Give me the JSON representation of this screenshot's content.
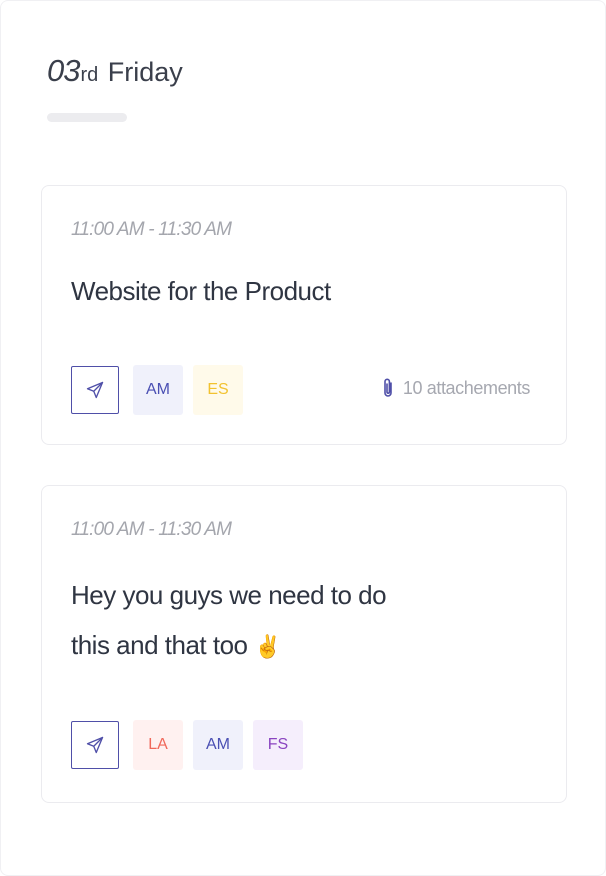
{
  "day": {
    "number": "03",
    "suffix": "rd",
    "name": "Friday"
  },
  "cards": [
    {
      "time": "11:00 AM - 11:30 AM",
      "title": "Website for the Product",
      "send_icon": "send-icon",
      "avatars": [
        {
          "initials": "AM",
          "color": "#4a4fb3",
          "bg": "#f0f1fb"
        },
        {
          "initials": "ES",
          "color": "#f2c230",
          "bg": "#fffaea"
        }
      ],
      "attachments": {
        "icon": "paperclip-icon",
        "label": "10 attachements"
      }
    },
    {
      "time": "11:00 AM - 11:30 AM",
      "title_lines": [
        "Hey you guys we need to do",
        "this and that too"
      ],
      "emoji": "✌",
      "send_icon": "send-icon",
      "avatars": [
        {
          "initials": "LA",
          "color": "#f0685a",
          "bg": "#fff1f0"
        },
        {
          "initials": "AM",
          "color": "#4a4fb3",
          "bg": "#f0f1fb"
        },
        {
          "initials": "FS",
          "color": "#8a44c0",
          "bg": "#f5eefc"
        }
      ]
    }
  ]
}
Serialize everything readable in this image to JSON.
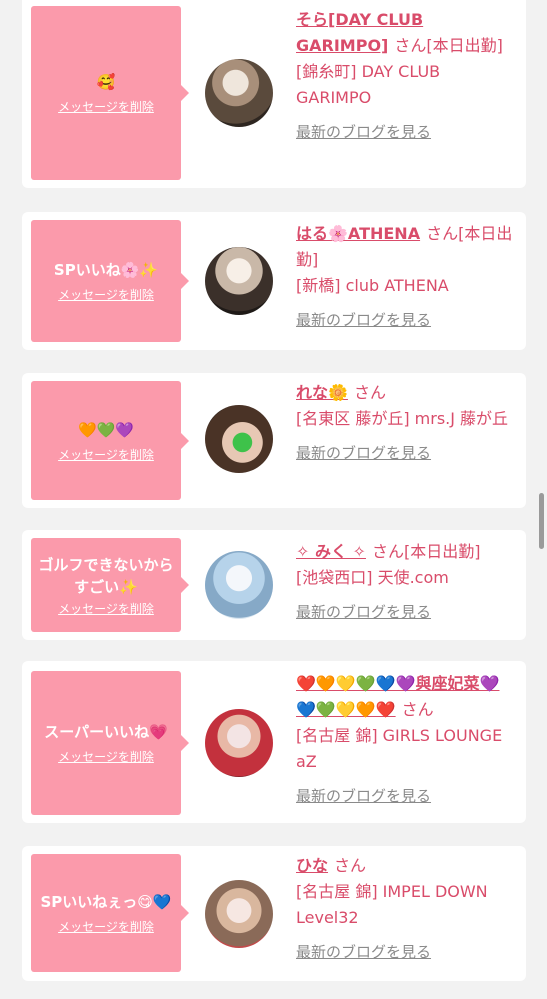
{
  "labels": {
    "delete": "メッセージを削除",
    "blog": "最新のブログを見る",
    "san": "さん"
  },
  "cards": [
    {
      "message": "🥰",
      "name": "そら[DAY CLUB GARIMPO]",
      "status": "[本日出勤]",
      "shop": "[錦糸町] DAY CLUB GARIMPO"
    },
    {
      "message": "SPいいね🌸✨",
      "name": "はる🌸ATHENA",
      "status": "[本日出勤]",
      "shop": "[新橋] club ATHENA"
    },
    {
      "message": "🧡💚💜",
      "name": "れな🌼",
      "status": "",
      "shop": "[名東区 藤が丘] mrs.J 藤が丘"
    },
    {
      "message": "ゴルフできないからすごい✨",
      "name": "✧ みく ✧",
      "status": "[本日出勤]",
      "shop": "[池袋西口] 天使.com"
    },
    {
      "message": "スーパーいいね💗",
      "name": "❤️🧡💛💚💙💜與座妃菜💜💙💚💛🧡❤️",
      "status": "",
      "shop": "[名古屋 錦] GIRLS LOUNGE aZ"
    },
    {
      "message": "SPいいねぇっ😋💙",
      "name": "ひな",
      "status": "",
      "shop": "[名古屋 錦] IMPEL DOWN Level32"
    }
  ],
  "colors": {
    "accent": "#d94c6a",
    "bubble": "#fb9aab",
    "background": "#f2f2f2"
  }
}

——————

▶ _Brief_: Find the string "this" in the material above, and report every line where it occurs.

▶ _Result of the exercise_:
Give me the JSON representation of this screenshot's content.
        "this and that too"
Serialize everything readable in this image to JSON.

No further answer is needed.